in Illinois’ green economy, and there were 9,045 green job openings in the state in 2021. By
comparison, this is more than twice the demand for general accountants in Illinois. Demand for
these green workers is also growing rapidly, which may put a strain on the training community
helping to develop the next generation of green workers. We project that in the next five years,
employment for green jobs will increase by 6.5%.

Green jobs have shown stability in Illinois in recent years. Looking from 2018 through 2021,
there has been steady and significant demand for core, enabled, and enabling green jobs. While
we see demand across Illinois for green workers, the greatest concentration is in the Chicago
metro area with 71.5% of all green job postings in 2021. The strong uptick in green job demand
in 2021 in Illinois is an indication that the green economy in the state is strengthening. Coupled
with projected demand above the national average for the next five years, there is a promising
outlook for green jobs in the state.

Working out the details of a circular solar economy

Read the full story from NREL.

A new software model helps researchers consider what to do with end-of-life solar modules, guiding society toward a circular economy for these materials.

Animated map of EV charging stations shows huge dead zones around the country

Read the full story at Fast Company.

Electric vehicles are clearly the future, but their mass adoption is somewhat hindered by infrastructure rollout—namely, the charging stations that drivers need to keep them powered, especially on long cross-country trips.

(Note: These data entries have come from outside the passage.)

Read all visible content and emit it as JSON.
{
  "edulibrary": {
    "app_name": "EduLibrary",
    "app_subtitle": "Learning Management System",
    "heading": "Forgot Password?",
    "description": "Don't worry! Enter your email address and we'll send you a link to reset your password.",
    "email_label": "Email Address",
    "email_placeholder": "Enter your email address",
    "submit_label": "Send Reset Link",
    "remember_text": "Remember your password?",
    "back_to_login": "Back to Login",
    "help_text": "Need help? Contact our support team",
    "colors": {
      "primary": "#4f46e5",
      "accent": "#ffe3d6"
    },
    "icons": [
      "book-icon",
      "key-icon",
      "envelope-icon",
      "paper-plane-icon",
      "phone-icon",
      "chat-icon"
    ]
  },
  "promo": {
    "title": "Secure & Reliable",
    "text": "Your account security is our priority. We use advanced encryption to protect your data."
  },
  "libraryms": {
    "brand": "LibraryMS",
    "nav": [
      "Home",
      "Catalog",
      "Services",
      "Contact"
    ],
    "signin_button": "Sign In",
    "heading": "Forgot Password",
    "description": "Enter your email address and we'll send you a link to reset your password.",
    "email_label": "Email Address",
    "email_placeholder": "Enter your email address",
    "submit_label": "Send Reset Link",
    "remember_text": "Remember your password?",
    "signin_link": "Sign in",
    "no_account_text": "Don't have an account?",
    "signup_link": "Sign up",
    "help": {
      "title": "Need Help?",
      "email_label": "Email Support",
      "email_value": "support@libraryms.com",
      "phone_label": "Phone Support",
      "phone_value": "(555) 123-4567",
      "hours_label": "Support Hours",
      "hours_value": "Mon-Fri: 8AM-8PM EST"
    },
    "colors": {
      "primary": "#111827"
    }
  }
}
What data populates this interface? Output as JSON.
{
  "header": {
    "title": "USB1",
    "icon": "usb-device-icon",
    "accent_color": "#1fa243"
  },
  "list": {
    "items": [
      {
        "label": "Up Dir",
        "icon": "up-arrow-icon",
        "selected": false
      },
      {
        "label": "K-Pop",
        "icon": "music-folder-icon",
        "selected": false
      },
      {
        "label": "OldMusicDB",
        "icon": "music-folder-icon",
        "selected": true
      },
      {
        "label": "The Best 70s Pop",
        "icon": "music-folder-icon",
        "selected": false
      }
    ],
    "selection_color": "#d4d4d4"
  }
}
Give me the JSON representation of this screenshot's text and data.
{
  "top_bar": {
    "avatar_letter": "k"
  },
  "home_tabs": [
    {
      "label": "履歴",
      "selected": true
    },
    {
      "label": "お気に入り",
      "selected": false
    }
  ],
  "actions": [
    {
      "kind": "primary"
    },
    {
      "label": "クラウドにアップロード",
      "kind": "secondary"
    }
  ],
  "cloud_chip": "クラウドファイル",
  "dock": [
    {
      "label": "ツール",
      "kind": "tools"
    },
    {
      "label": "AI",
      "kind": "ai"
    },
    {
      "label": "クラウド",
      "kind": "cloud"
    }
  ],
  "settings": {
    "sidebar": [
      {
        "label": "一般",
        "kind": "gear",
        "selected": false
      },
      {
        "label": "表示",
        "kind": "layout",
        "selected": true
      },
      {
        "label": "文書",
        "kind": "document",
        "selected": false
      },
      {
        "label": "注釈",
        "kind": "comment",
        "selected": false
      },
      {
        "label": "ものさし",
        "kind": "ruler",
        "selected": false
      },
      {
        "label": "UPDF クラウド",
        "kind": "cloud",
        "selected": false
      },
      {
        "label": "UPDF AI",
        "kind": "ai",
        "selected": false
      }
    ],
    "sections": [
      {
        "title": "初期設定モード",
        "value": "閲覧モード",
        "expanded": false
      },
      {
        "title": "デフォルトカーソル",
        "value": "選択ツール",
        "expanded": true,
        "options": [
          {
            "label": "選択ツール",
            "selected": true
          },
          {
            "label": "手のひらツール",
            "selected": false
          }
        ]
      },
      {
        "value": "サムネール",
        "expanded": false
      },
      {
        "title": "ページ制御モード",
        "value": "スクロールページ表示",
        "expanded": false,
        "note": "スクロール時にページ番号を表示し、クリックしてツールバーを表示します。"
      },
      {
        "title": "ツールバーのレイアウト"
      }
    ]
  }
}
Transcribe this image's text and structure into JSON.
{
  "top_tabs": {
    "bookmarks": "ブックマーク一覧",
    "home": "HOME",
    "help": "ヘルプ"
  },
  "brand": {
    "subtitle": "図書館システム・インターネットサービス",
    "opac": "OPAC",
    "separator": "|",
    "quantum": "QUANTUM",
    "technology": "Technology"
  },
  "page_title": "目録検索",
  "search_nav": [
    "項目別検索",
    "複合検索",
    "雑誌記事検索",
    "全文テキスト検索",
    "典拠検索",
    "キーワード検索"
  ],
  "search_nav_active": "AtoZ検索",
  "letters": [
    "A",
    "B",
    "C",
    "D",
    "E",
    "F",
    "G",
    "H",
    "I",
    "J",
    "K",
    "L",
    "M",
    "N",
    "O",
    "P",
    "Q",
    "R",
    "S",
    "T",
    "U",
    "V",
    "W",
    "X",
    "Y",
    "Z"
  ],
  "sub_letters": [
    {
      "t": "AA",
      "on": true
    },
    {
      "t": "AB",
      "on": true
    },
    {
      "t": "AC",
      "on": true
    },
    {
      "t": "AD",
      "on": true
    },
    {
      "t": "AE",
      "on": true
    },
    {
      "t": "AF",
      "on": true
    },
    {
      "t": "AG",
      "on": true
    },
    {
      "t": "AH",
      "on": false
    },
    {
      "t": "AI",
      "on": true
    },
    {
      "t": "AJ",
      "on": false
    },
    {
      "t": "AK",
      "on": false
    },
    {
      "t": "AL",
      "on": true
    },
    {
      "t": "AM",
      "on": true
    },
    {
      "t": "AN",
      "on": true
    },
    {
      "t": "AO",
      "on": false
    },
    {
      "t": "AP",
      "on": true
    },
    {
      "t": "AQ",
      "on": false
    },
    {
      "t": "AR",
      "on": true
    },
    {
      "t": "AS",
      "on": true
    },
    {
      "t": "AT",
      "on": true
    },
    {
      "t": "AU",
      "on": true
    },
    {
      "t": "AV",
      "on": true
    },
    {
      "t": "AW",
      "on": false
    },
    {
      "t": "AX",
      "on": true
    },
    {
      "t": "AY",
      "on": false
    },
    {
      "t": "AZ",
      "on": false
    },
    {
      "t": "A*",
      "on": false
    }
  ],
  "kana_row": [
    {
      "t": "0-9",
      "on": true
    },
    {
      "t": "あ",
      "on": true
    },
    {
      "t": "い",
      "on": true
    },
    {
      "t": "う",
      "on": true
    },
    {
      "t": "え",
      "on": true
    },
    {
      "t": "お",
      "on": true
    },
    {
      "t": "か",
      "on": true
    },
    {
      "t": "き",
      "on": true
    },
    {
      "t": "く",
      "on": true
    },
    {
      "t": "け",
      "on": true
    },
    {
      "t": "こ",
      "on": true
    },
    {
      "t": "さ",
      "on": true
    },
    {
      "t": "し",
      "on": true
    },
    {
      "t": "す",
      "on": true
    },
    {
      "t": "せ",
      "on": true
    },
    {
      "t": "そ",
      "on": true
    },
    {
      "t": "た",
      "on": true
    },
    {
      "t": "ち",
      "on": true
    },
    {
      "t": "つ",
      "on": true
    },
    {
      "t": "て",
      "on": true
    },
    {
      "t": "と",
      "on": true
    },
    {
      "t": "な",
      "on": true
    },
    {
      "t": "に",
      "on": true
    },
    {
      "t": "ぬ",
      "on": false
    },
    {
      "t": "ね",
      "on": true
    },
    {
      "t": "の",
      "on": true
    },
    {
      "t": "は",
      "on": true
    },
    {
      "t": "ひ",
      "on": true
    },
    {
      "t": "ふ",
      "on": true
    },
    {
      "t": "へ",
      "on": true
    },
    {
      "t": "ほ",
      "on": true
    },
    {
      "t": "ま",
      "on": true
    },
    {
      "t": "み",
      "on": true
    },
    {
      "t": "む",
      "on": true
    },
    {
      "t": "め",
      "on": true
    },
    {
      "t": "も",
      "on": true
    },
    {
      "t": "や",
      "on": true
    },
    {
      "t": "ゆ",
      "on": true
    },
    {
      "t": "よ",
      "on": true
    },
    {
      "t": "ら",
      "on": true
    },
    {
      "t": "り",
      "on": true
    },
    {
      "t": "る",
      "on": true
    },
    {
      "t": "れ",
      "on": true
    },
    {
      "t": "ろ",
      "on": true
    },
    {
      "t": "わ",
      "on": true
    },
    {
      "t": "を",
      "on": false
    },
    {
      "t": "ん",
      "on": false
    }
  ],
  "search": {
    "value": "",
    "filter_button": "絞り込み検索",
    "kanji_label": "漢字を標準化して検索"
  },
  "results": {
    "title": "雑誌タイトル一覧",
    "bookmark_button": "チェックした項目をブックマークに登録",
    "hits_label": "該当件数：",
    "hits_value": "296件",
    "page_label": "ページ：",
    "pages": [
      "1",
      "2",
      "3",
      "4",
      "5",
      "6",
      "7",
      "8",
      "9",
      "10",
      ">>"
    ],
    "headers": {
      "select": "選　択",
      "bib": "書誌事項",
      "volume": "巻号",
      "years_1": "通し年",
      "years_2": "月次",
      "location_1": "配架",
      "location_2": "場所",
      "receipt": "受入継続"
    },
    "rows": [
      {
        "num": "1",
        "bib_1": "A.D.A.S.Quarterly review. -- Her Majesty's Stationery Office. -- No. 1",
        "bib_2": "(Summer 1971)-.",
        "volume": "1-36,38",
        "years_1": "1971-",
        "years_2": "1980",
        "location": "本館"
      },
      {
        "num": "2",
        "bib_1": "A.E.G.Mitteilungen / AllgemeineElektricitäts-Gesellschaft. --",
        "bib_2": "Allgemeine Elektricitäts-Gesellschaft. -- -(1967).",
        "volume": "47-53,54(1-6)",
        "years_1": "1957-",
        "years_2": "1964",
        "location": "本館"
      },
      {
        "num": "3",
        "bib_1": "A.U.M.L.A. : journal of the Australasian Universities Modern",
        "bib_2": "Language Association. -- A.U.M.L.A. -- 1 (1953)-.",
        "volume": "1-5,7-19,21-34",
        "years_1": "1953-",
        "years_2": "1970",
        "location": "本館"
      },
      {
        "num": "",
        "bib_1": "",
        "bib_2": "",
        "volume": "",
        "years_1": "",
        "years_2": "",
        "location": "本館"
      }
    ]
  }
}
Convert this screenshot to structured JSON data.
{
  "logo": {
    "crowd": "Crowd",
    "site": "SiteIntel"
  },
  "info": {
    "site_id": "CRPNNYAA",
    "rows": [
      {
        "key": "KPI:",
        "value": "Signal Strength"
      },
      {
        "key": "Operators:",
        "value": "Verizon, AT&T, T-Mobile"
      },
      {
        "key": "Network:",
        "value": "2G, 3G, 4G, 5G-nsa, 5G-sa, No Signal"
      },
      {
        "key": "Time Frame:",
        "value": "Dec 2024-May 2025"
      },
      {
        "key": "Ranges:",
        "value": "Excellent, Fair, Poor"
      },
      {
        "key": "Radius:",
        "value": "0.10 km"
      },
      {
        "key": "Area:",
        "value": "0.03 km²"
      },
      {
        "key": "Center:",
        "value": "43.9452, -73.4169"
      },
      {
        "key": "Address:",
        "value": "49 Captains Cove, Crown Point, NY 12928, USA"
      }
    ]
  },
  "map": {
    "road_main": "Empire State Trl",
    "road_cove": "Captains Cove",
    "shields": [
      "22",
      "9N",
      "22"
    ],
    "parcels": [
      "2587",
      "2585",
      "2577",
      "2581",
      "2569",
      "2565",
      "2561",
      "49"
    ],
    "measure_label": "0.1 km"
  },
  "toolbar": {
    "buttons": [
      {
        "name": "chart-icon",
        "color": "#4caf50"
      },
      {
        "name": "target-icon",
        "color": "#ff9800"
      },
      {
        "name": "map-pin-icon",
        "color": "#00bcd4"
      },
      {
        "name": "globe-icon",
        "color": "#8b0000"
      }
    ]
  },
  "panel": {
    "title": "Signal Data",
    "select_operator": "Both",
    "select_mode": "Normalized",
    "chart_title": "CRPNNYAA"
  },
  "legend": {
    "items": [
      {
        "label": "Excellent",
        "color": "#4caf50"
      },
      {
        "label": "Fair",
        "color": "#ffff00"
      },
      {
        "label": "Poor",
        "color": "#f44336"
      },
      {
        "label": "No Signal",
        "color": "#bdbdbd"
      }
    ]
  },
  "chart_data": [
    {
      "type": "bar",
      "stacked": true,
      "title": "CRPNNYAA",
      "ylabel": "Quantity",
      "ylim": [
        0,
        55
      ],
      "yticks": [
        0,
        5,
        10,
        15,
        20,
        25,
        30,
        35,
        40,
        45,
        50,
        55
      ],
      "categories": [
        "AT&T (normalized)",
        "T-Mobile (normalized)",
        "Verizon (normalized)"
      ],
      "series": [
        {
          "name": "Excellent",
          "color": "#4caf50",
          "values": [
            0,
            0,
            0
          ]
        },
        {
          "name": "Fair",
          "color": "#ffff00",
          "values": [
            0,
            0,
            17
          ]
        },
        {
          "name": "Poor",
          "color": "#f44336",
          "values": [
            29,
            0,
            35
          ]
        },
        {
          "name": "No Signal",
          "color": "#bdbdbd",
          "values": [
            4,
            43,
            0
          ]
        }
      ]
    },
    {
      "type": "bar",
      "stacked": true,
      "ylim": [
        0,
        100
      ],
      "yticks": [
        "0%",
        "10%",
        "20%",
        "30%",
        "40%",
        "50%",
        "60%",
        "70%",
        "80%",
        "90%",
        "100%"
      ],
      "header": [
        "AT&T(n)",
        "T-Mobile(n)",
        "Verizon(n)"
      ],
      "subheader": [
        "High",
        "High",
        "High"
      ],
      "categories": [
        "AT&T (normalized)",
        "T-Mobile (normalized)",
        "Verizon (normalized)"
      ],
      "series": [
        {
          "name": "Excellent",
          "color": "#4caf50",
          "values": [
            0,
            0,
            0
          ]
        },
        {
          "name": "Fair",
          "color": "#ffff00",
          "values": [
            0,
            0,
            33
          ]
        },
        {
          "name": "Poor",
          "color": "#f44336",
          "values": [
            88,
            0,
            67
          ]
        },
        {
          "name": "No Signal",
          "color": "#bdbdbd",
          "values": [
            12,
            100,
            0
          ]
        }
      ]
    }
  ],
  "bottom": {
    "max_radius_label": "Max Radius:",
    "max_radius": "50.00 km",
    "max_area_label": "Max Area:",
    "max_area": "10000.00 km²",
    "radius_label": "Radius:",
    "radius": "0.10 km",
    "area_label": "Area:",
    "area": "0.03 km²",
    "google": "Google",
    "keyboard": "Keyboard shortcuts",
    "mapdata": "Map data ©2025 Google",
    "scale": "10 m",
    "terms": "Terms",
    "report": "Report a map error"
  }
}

But data compiled from geographic information systems firm Esri shows that some areas of the United States are doing better than others when it comes to charging stations. Using data from the U.S. Department of Energy’s Alternative Fuels Data Center, Esri has made an interactive map that shows the charging stations along major U.S. interstate routes that are over 1,000 miles long.